Blumental S, Debré P. Challenges and issues of anti-SARS-CoV-2 vaccines. Frontiers in Medicine. 2021;8.
Gordon AR, Kimball BA, Sorjonen K, Karshikoff B, Axelsson J, Lekander M, Lundström JN, Olsson MJ. Detection of inflammation via volatile cues in human urine. Chemical senses. 2018 Nov 1;43(9):711-9.
Kimball BA, Opiekun M, Yamazaki K, Beauchamp GK. Immunization alters body odor.

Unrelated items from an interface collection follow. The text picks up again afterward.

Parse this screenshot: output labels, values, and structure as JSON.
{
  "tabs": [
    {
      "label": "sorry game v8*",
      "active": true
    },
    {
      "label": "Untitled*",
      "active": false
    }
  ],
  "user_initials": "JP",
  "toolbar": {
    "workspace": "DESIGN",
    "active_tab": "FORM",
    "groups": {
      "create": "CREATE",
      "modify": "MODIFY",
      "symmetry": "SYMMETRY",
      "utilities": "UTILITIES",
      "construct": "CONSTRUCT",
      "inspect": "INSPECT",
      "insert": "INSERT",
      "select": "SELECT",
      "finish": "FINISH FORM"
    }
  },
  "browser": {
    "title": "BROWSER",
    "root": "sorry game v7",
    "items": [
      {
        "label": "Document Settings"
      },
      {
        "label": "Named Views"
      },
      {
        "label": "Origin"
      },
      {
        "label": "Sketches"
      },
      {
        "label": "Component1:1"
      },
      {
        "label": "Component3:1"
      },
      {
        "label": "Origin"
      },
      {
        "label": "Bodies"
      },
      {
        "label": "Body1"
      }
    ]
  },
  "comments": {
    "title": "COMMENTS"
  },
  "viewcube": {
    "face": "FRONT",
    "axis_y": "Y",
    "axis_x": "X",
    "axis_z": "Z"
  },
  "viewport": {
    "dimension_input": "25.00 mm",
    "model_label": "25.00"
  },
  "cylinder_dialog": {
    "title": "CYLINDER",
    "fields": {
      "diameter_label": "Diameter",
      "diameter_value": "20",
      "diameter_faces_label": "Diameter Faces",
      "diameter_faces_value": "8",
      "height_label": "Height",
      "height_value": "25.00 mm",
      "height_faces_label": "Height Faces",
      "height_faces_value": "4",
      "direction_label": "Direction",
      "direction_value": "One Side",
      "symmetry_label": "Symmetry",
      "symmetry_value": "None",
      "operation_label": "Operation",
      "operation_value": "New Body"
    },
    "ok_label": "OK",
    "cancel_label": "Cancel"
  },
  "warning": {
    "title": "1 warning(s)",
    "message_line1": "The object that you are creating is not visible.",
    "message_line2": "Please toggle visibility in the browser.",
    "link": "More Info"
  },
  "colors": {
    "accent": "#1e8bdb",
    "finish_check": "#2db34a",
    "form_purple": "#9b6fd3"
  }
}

Physiology & behavior. 2014 Apr 10;128:80-5.
March 20, 2021: Anaphylaxis to COVID-19 vaccines : What do we know about anaphylactic reactions to Astrazeneca, Pfizer, Moderna, Johnson & Johnson & other COVID-19 vaccines?
January 20, 2021: Irritable Bowel and COVID-19 : Abdominal pain is less widely known as a symptom of COVID-19, yet it is - along with shortness of breath and confusion - a potential sign of the most severe form of COVID-19. In children, having gastrointestinal symptoms was more frequently associated with severe and critical phenotype.